Deforestation is a key issue in the fight against climate change. In all areas of the world, forests are being transformed for different uses, all leading to a loss of forest cover “from 31.6 percent of the global land area to 30.6 percent between 1990 and 2015”. Recently, the Amazon fires have caused concern around the globe, not only because of their scale but also because of the importance of the Amazon for everyone, as one of the largest rainforests in the world, and therefore crucial for both mitigating climate change and hosting millions of species. Much concern has been raised at why such fires had intensified compared to previous years. Human-driven deforestation has been shown to be the main reason for the fires, and with less environmental oversight from the current Brazilian government, different political actors have pointed fingers at its responsibility. Brazil is not the only country where important forests are threatened. Other major forested areas in Western and Central Africa and South-East Asia are not spared from large-scale deforestation. The few original forests in Europe are also under threat.

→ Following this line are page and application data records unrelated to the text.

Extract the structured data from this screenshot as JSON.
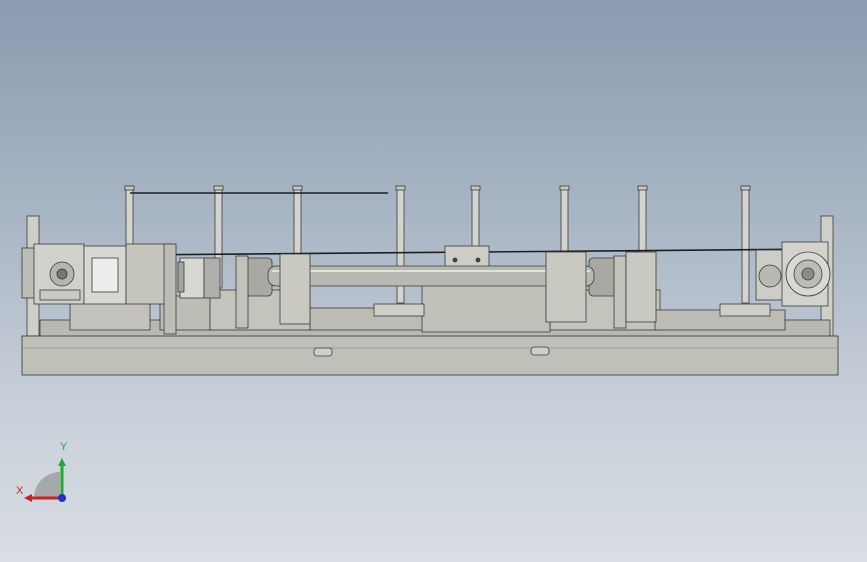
{
  "viewport": {
    "background_top": "#8a9bb0",
    "background_bottom": "#d9dee4",
    "model": "machine-assembly",
    "view": "front"
  },
  "triad": {
    "x_label": "X",
    "y_label": "Y",
    "colors": {
      "x": "#d02020",
      "y": "#22aa33",
      "z": "#2030d0"
    }
  }
}
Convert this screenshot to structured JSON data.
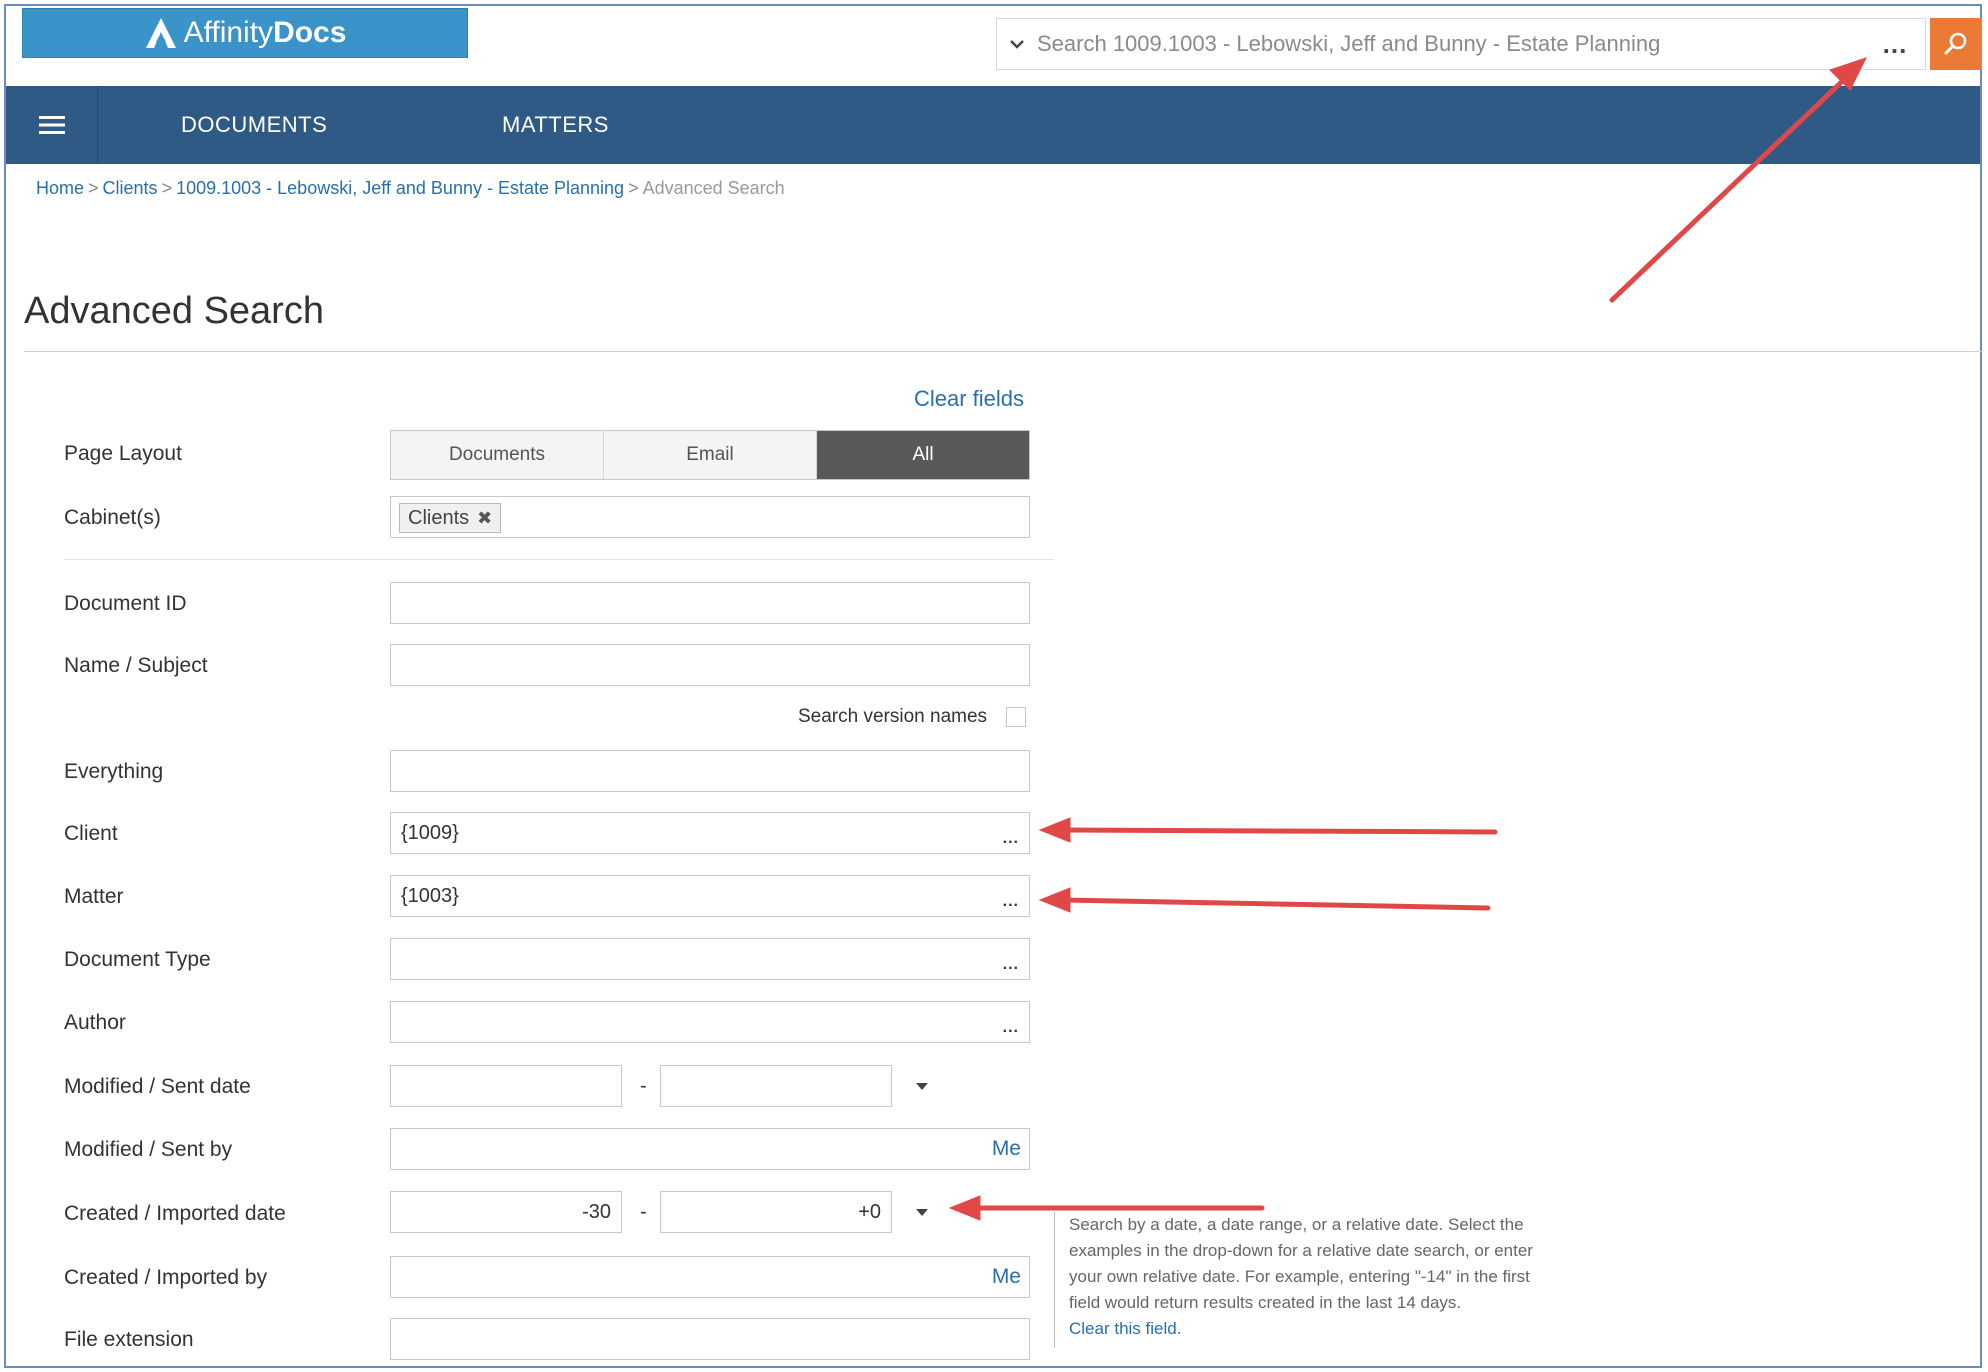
{
  "header": {
    "logo_text_regular": "Affinity",
    "logo_text_bold": "Docs",
    "search_placeholder": "Search 1009.1003 - Lebowski, Jeff and Bunny - Estate Planning",
    "more_label": "..."
  },
  "nav": {
    "documents": "DOCUMENTS",
    "matters": "MATTERS"
  },
  "breadcrumb": {
    "home": "Home",
    "clients": "Clients",
    "matter": "1009.1003 - Lebowski, Jeff and Bunny - Estate Planning",
    "current": "Advanced Search",
    "separator": ">"
  },
  "page": {
    "title": "Advanced Search",
    "clear_fields": "Clear fields"
  },
  "form": {
    "page_layout_label": "Page Layout",
    "page_layout_options": [
      "Documents",
      "Email",
      "All"
    ],
    "page_layout_selected": "All",
    "cabinets_label": "Cabinet(s)",
    "cabinet_tag": "Clients",
    "cabinet_tag_remove": "✖",
    "document_id_label": "Document ID",
    "name_subject_label": "Name / Subject",
    "search_version_names_label": "Search version names",
    "everything_label": "Everything",
    "client_label": "Client",
    "client_value": "{1009}",
    "matter_label": "Matter",
    "matter_value": "{1003}",
    "document_type_label": "Document Type",
    "author_label": "Author",
    "modified_sent_date_label": "Modified / Sent date",
    "modified_sent_by_label": "Modified / Sent by",
    "me_label": "Me",
    "created_imported_date_label": "Created / Imported date",
    "created_from": "-30",
    "created_to": "+0",
    "created_imported_by_label": "Created / Imported by",
    "file_extension_label": "File extension",
    "range_dash": "-",
    "lookup_dots": "..."
  },
  "help": {
    "line1": "Search by a date, a date range, or a relative date. Select the",
    "line2": "examples in the drop-down for a relative date search, or enter",
    "line3": "your own relative date. For example, entering \"-14\" in the first",
    "line4": "field would return results created in the last 14 days.",
    "clear_this_field": "Clear this field."
  },
  "colors": {
    "nav_bg": "#2f5a86",
    "logo_bg": "#3a93c9",
    "search_button": "#ea7a35",
    "link": "#2a6fad",
    "annotation_arrow": "#e04848",
    "selected_segment": "#595959"
  },
  "icons": {
    "logo": "affinity-a-logo-icon",
    "search": "search-icon",
    "chevron": "chevron-down-icon",
    "menu": "hamburger-menu-icon",
    "remove": "close-icon",
    "dropdown": "caret-down-icon"
  }
}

Between legal and illegal deforestation, more forested territory is converted for various uses, from agriculture to mining. Moreover, many areas of major forests are inhabited by indigenous peoples, who suffer directly from the consequences of deforestation. President Bolsonaro has been very clear that he intends to use the land for economic prosperity as he claims that it is his sovereign power to do so. The tension between economic development and environmental protection is not specific to the Amazon and struggles over how to achieve economic development in the forested lands, with people already living and using those lands exist elsewhere too.

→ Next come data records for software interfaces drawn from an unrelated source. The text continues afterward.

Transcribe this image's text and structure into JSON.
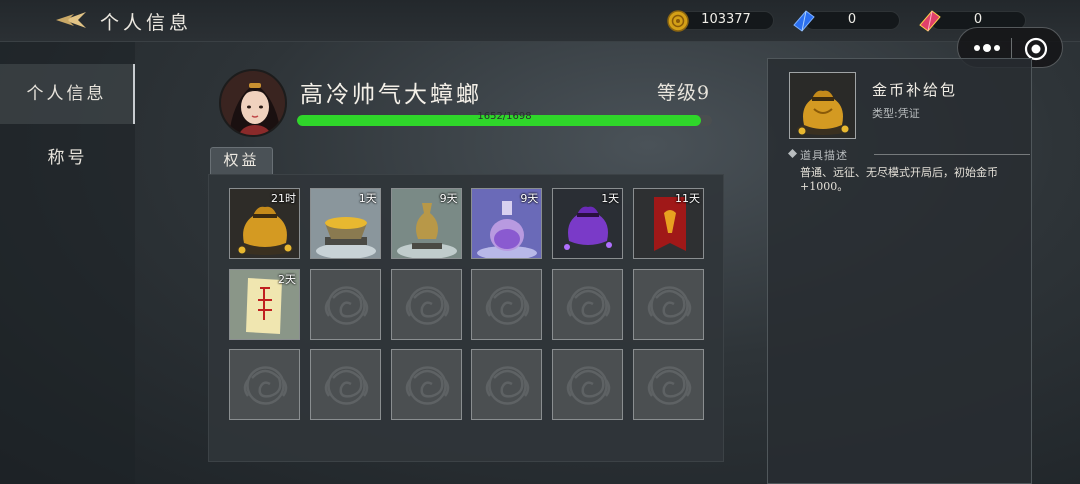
{
  "header": {
    "title": "个人信息",
    "back_icon": "back-arrow-icon",
    "currencies": [
      {
        "icon": "gold-coin-icon",
        "value": "103377"
      },
      {
        "icon": "blue-crystal-icon",
        "value": "0"
      },
      {
        "icon": "pink-crystal-icon",
        "value": "0"
      }
    ]
  },
  "capsule": {
    "more_icon": "more-dots-icon",
    "close_icon": "target-circle-icon"
  },
  "sidebar": {
    "items": [
      {
        "label": "个人信息",
        "active": true
      },
      {
        "label": "称号",
        "active": false
      }
    ]
  },
  "profile": {
    "name": "高冷帅气大蟑螂",
    "level": "等级9",
    "xp_text": "1652/1698",
    "xp_current": 1652,
    "xp_max": 1698
  },
  "benefits": {
    "tab_label": "权益",
    "items": [
      {
        "icon": "gold-pouch-icon",
        "duration": "21时"
      },
      {
        "icon": "treasure-bowl-icon",
        "duration": "1天"
      },
      {
        "icon": "gold-vase-icon",
        "duration": "9天"
      },
      {
        "icon": "purple-potion-icon",
        "duration": "9天"
      },
      {
        "icon": "purple-pouch-icon",
        "duration": "1天"
      },
      {
        "icon": "red-banner-icon",
        "duration": "11天"
      },
      {
        "icon": "talisman-scroll-icon",
        "duration": "2天"
      }
    ],
    "empty_slot_icon": "empty-slot-emblem-icon"
  },
  "detail": {
    "icon": "gold-pouch-icon",
    "name": "金币补给包",
    "type": "类型:凭证",
    "section_title": "道具描述",
    "description": "普通、远征、无尽模式开局后，初始金币+1000。"
  },
  "colors": {
    "xp_fill": "#2fd62a",
    "gold": "#d4a017",
    "accent_pink": "#e0406a"
  }
}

One rhetorical question arising from this dramatic situation is whether there are avenues to use the international judicial system to try to hold the states accountable for the deforestation happening in their territory. Is there a chance for interstate litigation to succeed?

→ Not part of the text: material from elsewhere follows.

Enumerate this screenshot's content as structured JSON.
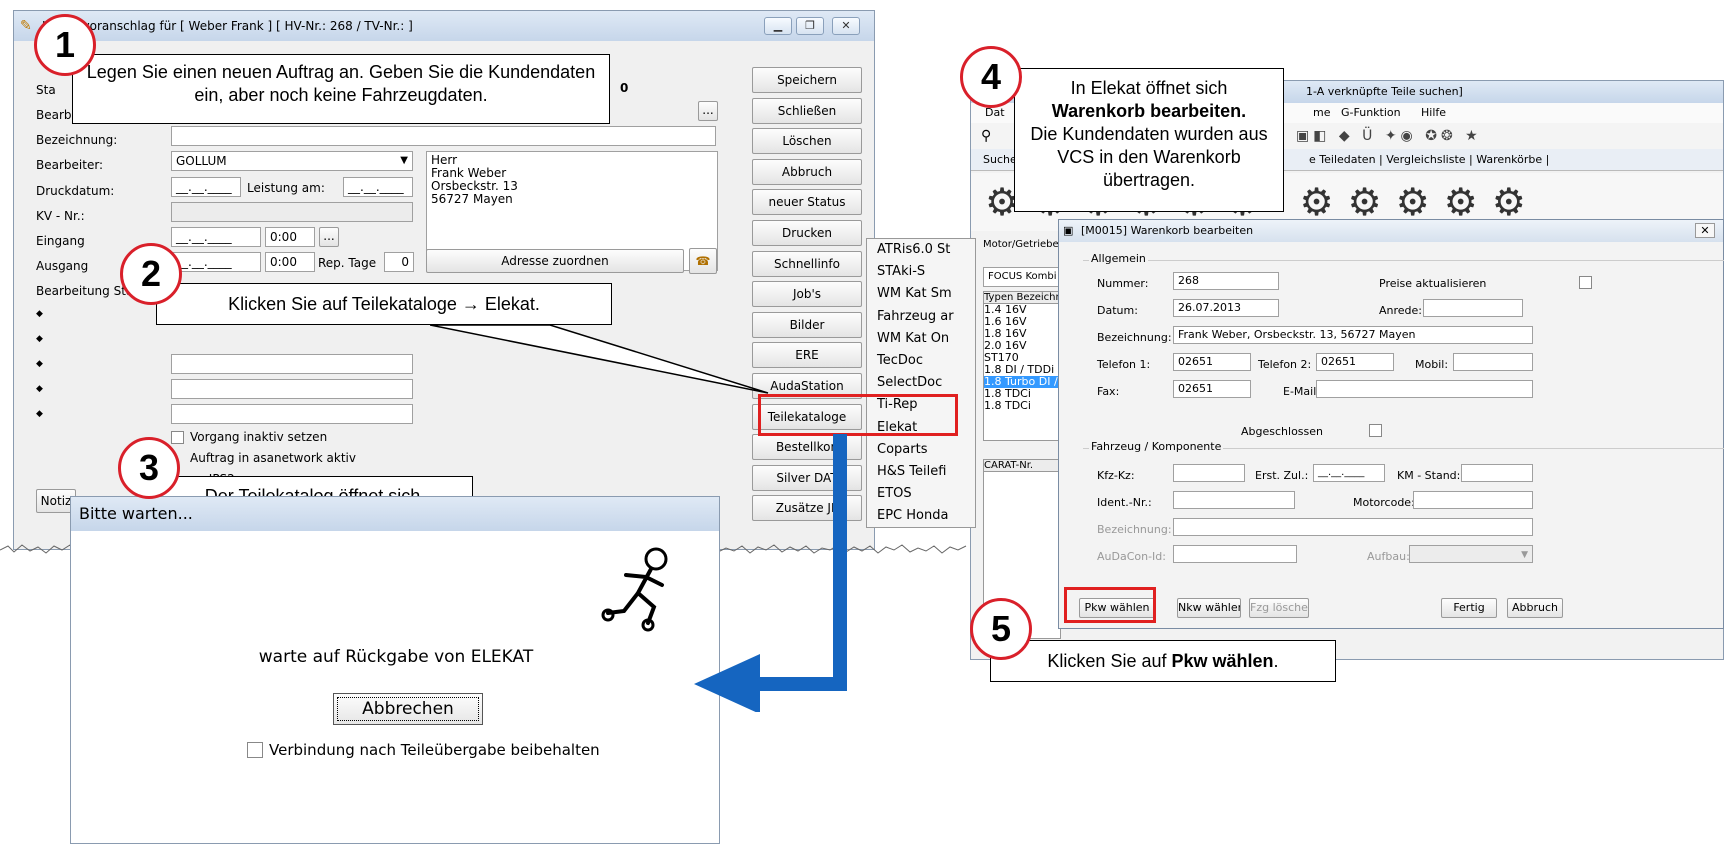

Other examples of climate litigation were cited in the article.
In April 2018, Colombia’s highest court found that the government had a duty to protect the Amazon, and that it had breached that duty by failing to address the problem of deforestation.
Earlier this year, in September 2019, the Lahore High Court had found in favour of plaintiffs that had argued that the government was in breach of obligations under national environmental protection laws.